**What the exercise asks:**
Print out the entries below with no edits.
[[ Material provided open ]]
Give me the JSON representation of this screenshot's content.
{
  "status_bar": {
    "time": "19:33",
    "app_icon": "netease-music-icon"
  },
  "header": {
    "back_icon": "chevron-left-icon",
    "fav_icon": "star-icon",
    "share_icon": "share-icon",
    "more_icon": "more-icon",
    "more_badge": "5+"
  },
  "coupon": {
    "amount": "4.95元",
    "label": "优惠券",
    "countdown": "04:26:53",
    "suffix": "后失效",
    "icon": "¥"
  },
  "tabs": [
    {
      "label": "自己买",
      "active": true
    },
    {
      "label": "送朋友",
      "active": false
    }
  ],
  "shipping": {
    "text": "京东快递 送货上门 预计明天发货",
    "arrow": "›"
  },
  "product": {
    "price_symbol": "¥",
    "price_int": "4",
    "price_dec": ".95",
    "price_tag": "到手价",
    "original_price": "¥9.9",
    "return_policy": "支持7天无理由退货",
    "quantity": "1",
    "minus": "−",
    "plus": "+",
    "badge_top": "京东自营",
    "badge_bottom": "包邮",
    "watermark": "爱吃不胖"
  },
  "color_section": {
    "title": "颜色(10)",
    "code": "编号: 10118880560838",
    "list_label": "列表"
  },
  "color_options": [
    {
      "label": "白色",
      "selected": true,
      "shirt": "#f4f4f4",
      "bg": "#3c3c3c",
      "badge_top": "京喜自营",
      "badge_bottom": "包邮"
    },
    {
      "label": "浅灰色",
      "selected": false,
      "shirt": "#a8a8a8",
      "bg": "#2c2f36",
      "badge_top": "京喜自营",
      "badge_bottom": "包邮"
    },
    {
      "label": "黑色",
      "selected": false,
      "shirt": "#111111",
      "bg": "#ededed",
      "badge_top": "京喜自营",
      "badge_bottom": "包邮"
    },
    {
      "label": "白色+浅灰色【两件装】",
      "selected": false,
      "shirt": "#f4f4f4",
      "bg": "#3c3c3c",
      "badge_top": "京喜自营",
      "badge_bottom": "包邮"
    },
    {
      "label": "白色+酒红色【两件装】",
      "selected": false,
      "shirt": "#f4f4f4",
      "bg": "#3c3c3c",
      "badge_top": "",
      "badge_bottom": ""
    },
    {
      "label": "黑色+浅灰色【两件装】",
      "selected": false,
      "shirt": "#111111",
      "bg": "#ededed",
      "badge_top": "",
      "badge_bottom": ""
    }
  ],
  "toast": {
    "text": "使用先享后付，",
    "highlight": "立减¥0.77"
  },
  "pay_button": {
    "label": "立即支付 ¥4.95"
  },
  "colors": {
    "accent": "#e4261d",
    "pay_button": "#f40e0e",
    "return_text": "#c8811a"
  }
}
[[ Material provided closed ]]
**Written answer:**
Give me the JSON representation of this screenshot's content.
{
  "status_bar": {
    "time": "19:33",
    "app_icon": "netease-music-icon"
  },
  "header": {
    "back_icon": "chevron-left-icon",
    "fav_icon": "star-icon",
    "share_icon": "share-icon",
    "more_icon": "more-icon",
    "more_badge": "5+"
  },
  "coupon": {
    "amount": "4.95元",
    "label": "优惠券",
    "countdown": "04:26:53",
    "suffix": "后失效",
    "icon": "¥"
  },
  "tabs": [
    {
      "label": "自己买",
      "active": true
    },
    {
      "label": "送朋友",
      "active": false
    }
  ],
  "shipping": {
    "text": "京东快递 送货上门 预计明天发货",
    "arrow": "›"
  },
  "product": {
    "price_symbol": "¥",
    "price_int": "4",
    "price_dec": ".95",
    "price_tag": "到手价",
    "original_price": "¥9.9",
    "return_policy": "支持7天无理由退货",
    "quantity": "1",
    "minus": "−",
    "plus": "+",
    "badge_top": "京东自营",
    "badge_bottom": "包邮",
    "watermark": "爱吃不胖"
  },
  "color_section": {
    "title": "颜色(10)",
    "code": "编号: 10118880560838",
    "list_label": "列表"
  },
  "color_options": [
    {
      "label": "白色",
      "selected": true,
      "shirt": "#f4f4f4",
      "bg": "#3c3c3c",
      "badge_top": "京喜自营",
      "badge_bottom": "包邮"
    },
    {
      "label": "浅灰色",
      "selected": false,
      "shirt": "#a8a8a8",
      "bg": "#2c2f36",
      "badge_top": "京喜自营",
      "badge_bottom": "包邮"
    },
    {
      "label": "黑色",
      "selected": false,
      "shirt": "#111111",
      "bg": "#ededed",
      "badge_top": "京喜自营",
      "badge_bottom": "包邮"
    },
    {
      "label": "白色+浅灰色【两件装】",
      "selected": false,
      "shirt": "#f4f4f4",
      "bg": "#3c3c3c",
      "badge_top": "京喜自营",
      "badge_bottom": "包邮"
    },
    {
      "label": "白色+酒红色【两件装】",
      "selected": false,
      "shirt": "#f4f4f4",
      "bg": "#3c3c3c",
      "badge_top": "",
      "badge_bottom": ""
    },
    {
      "label": "黑色+浅灰色【两件装】",
      "selected": false,
      "shirt": "#111111",
      "bg": "#ededed",
      "badge_top": "",
      "badge_bottom": ""
    }
  ],
  "toast": {
    "text": "使用先享后付，",
    "highlight": "立减¥0.77"
  },
  "pay_button": {
    "label": "立即支付 ¥4.95"
  },
  "colors": {
    "accent": "#e4261d",
    "pay_button": "#f40e0e",
    "return_text": "#c8811a"
  }
}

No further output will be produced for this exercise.